The bottle opener is a nice touch even though we’re sure the hook would be able to remove some caps just fine. Still, the bottle opener is built into the handle so it is quite durable.
The 3” blade is made of 420 HC stainless steel, which is what you want for knives that come in contact with water often. The one downside is that for the price it would’ve been cool to see an extra coating.
The handle is slim but has an ergonomic design and should feel just as smooth whether you’re a lefty or a righty.
Kayak Knives - Buyer's Guide
Before you buy a knife for kayaking, consider this – As handy as these tools are, they’re also very dangerous, especially if you’re in an inflatable kayak.
Choose wisely according to your level of experience or the other gear you’re using. Sometimes a flat-tipped blade is better even if you can’t drive the knife through a critter or a piece of wood.
Sharpness is not Overrated
You know that a dull chef’s knife is very dangerous, right? So why assume that the same doesn’t apply to kayaking survival and rescue scenarios?
Although a lot of kayaking knives come with serrated edges, you have to check the sharpness of those teeth too. Otherwise, you might find yourself getting stuck in a piece of rope instead of cutting yourself loose within moments.
By now you’ll have realized that the best kayak knife is not an easy distinction to make. Sure enough, different scenarios require specific features.
Inflatable kayaks benefit more from dull flat-head blades, while long journeys may demand a pointed tip so that you can catch a meal or two on the way.
It has the right balance between survival and rescue features and its durability is on par if not better than most of the knives we reviewed.

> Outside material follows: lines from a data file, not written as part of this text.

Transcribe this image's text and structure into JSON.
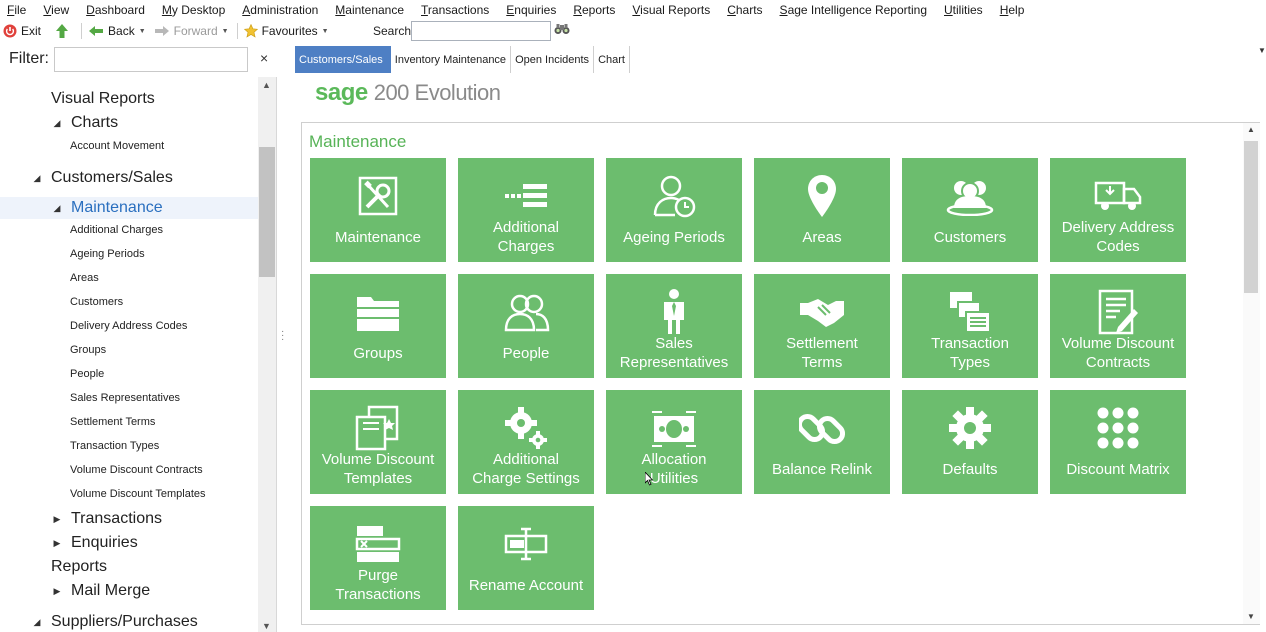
{
  "menu": [
    {
      "label": "File",
      "u": "F",
      "rest": "ile"
    },
    {
      "label": "View",
      "u": "V",
      "rest": "iew"
    },
    {
      "label": "Dashboard",
      "u": "D",
      "rest": "ashboard"
    },
    {
      "label": "My Desktop",
      "u": "M",
      "rest": "y Desktop"
    },
    {
      "label": "Administration",
      "u": "A",
      "rest": "dministration"
    },
    {
      "label": "Maintenance",
      "u": "M",
      "rest": "aintenance"
    },
    {
      "label": "Transactions",
      "u": "T",
      "rest": "ransactions"
    },
    {
      "label": "Enquiries",
      "u": "E",
      "rest": "nquiries"
    },
    {
      "label": "Reports",
      "u": "R",
      "rest": "eports"
    },
    {
      "label": "Visual Reports",
      "u": "V",
      "rest": "isual Reports"
    },
    {
      "label": "Charts",
      "u": "C",
      "rest": "harts"
    },
    {
      "label": "Sage Intelligence Reporting",
      "u": "S",
      "rest": "age Intelligence Reporting"
    },
    {
      "label": "Utilities",
      "u": "U",
      "rest": "tilities"
    },
    {
      "label": "Help",
      "u": "H",
      "rest": "elp"
    }
  ],
  "toolbar": {
    "exit": "Exit",
    "back": "Back",
    "forward": "Forward",
    "favourites": "Favourites",
    "search_label": "Search",
    "search_value": ""
  },
  "filter": {
    "label": "Filter:",
    "value": "",
    "clear": "×"
  },
  "tabs": [
    "Customers/Sales",
    "Inventory Maintenance",
    "Open Incidents",
    "Chart"
  ],
  "active_tab": 0,
  "sidebar": [
    {
      "label": "Visual Reports",
      "level": 0,
      "arrow": ""
    },
    {
      "label": "Charts",
      "level": 1,
      "arrow": "open"
    },
    {
      "label": "Account Movement",
      "level": 2,
      "arrow": ""
    },
    {
      "label": "Customers/Sales",
      "level": 0,
      "arrow": "open"
    },
    {
      "label": "Maintenance",
      "level": 1,
      "arrow": "open",
      "selected": true
    },
    {
      "label": "Additional Charges",
      "level": 2,
      "arrow": ""
    },
    {
      "label": "Ageing Periods",
      "level": 2,
      "arrow": ""
    },
    {
      "label": "Areas",
      "level": 2,
      "arrow": ""
    },
    {
      "label": "Customers",
      "level": 2,
      "arrow": ""
    },
    {
      "label": "Delivery Address Codes",
      "level": 2,
      "arrow": ""
    },
    {
      "label": "Groups",
      "level": 2,
      "arrow": ""
    },
    {
      "label": "People",
      "level": 2,
      "arrow": ""
    },
    {
      "label": "Sales Representatives",
      "level": 2,
      "arrow": ""
    },
    {
      "label": "Settlement Terms",
      "level": 2,
      "arrow": ""
    },
    {
      "label": "Transaction Types",
      "level": 2,
      "arrow": ""
    },
    {
      "label": "Volume Discount Contracts",
      "level": 2,
      "arrow": ""
    },
    {
      "label": "Volume Discount Templates",
      "level": 2,
      "arrow": ""
    },
    {
      "label": "Transactions",
      "level": 1,
      "arrow": "closed"
    },
    {
      "label": "Enquiries",
      "level": 1,
      "arrow": "closed"
    },
    {
      "label": "Reports",
      "level": 0,
      "arrow": ""
    },
    {
      "label": "Mail Merge",
      "level": 1,
      "arrow": "closed"
    },
    {
      "label": "Suppliers/Purchases",
      "level": 0,
      "arrow": "open"
    }
  ],
  "logo": {
    "brand": "sage",
    "product": "200 Evolution"
  },
  "panel": {
    "title": "Maintenance"
  },
  "tiles": [
    {
      "label": "Maintenance",
      "icon": "tools-icon"
    },
    {
      "label": "Additional\nCharges",
      "icon": "charges-icon"
    },
    {
      "label": "Ageing Periods",
      "icon": "person-clock-icon"
    },
    {
      "label": "Areas",
      "icon": "map-pin-icon"
    },
    {
      "label": "Customers",
      "icon": "customers-icon"
    },
    {
      "label": "Delivery Address\nCodes",
      "icon": "delivery-truck-icon"
    },
    {
      "label": "Groups",
      "icon": "folders-icon"
    },
    {
      "label": "People",
      "icon": "people-icon"
    },
    {
      "label": "Sales\nRepresentatives",
      "icon": "sales-rep-icon"
    },
    {
      "label": "Settlement\nTerms",
      "icon": "handshake-icon"
    },
    {
      "label": "Transaction\nTypes",
      "icon": "documents-stack-icon"
    },
    {
      "label": "Volume Discount\nContracts",
      "icon": "contract-icon"
    },
    {
      "label": "Volume Discount\nTemplates",
      "icon": "templates-icon"
    },
    {
      "label": "Additional\nCharge Settings",
      "icon": "gears-icon"
    },
    {
      "label": "Allocation\nUtilities",
      "icon": "cash-icon"
    },
    {
      "label": "Balance Relink",
      "icon": "chain-link-icon"
    },
    {
      "label": "Defaults",
      "icon": "gear-icon"
    },
    {
      "label": "Discount Matrix",
      "icon": "dots-grid-icon"
    },
    {
      "label": "Purge\nTransactions",
      "icon": "purge-icon"
    },
    {
      "label": "Rename Account",
      "icon": "rename-icon"
    }
  ],
  "colors": {
    "tile": "#6cbd6e",
    "accent_green": "#57b357",
    "tab_active": "#4e7fc4",
    "selected_text": "#2a6fbf"
  }
}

The fire starter, the diamond sharpener, the whistle, the textured ergonomic grip, and the presence of both smooth and serrated edges; these are all features worthy of a number one spot on any list of kayaking knives.